Your employer may support your initial move and provide accommodation for a few weeks or months to allow you to settle into your role. However, you will want to find your own home, especially if you are planning on bringing your family to the UK. The Immigration Act 2014 states that landlords have a duty to check a person’s immigration status. A landlord may be fined up to £3,000 per adult if they cannot provide evidence that their tenant is legally in the UK. Therefore, you may be asked to provide such evidence to enter into a tenancy agreement. Your landlord may use the Home Office checking service to check if you are legally in the UK. If you wish to have proof of your status to provide to your landlord, the RCN can supply this to members.
Life in the UK will provide you with lots of new experiences. Staying in touch with family and friends outside the UK is important; they will want to know you are safe and enjoying your new role. Most mobile operators will work automatically in roaming, but this can be very expensive. If you search the different networks, you can find good deals with top up cards (pay-as-you-go), SIM only deals if you already have a mobile phone, or contracts, to call home with reduced prices. You also can check the most common networks used around UK, including Three, Vodafone and O2. Regarding internet, there are various providers. You should research your options and compare offers for your location. To have the internet installed, you must schedule an appointment with the company and an engineer will call to your house. Internet installation takes two days to three weeks. Some of most popular providers of internet and telephone are BT, Sky, TalkTalk and Virgin Media.

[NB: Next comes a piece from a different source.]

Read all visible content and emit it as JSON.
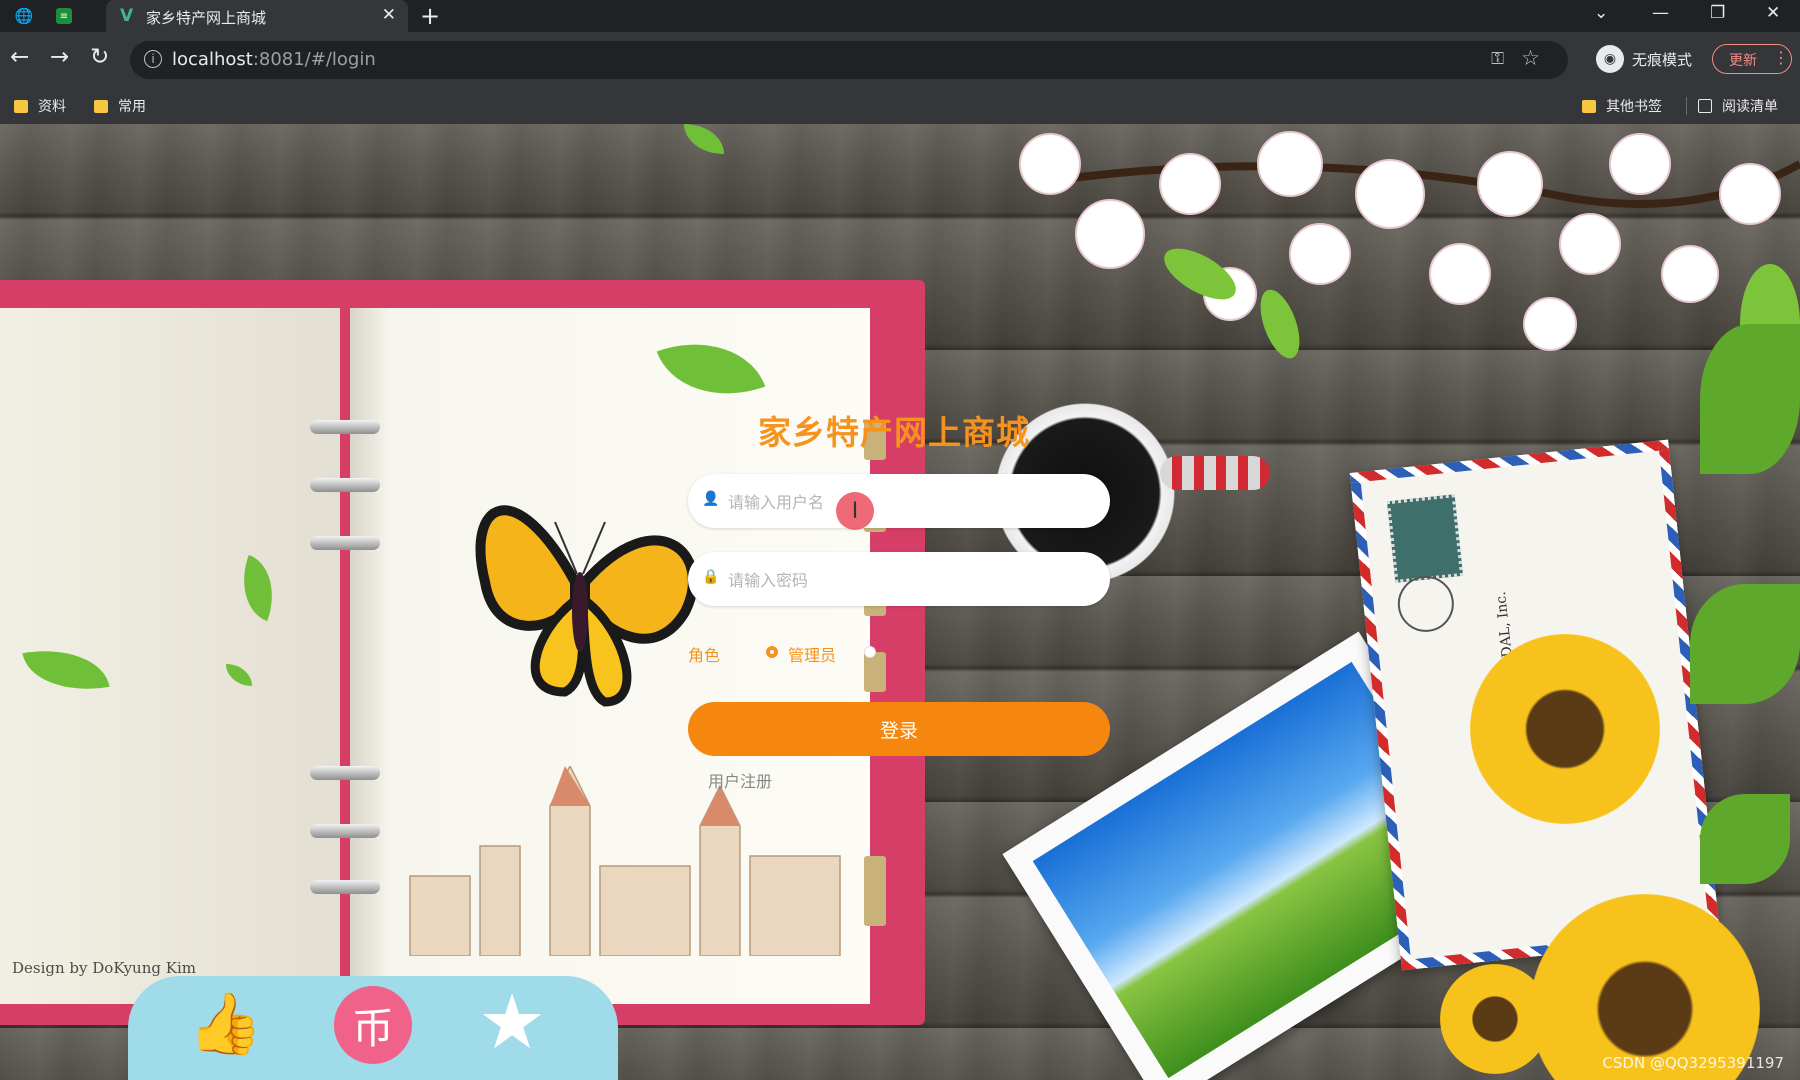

When you start earning you will have to pay income tax if you earn more than a specified personal allowance in any tax year (a tax year runs from April to April). Your personal allowance varies depending on your circumstances. Your tax is usually taken from your wages by your employer and passed to the revenue service. The amount of tax you pay will show on your payslip. You can find out more about personal allowances, tax relief and income tax rates at the HMRC website. Both employees and employers pay National Insurance contributions. These contributions help to fund contributory benefits, such as the state pension, and certain benefits that you might be able to claim if you are unable to work. Your National Insurance number is a unique personal number which is used to record your National Insurance contributions. You do not need to have a number before starting work. However, you must obtain one when you get a job. You need to make an appointment to apply for a National Insurance number. Check what documents you will need to bring to the appointment. You usually need to take your passport, payslips or a letter from your employer confirming that you will be working for them. Your appointment will take place at your nearest Jobcentre Plus office.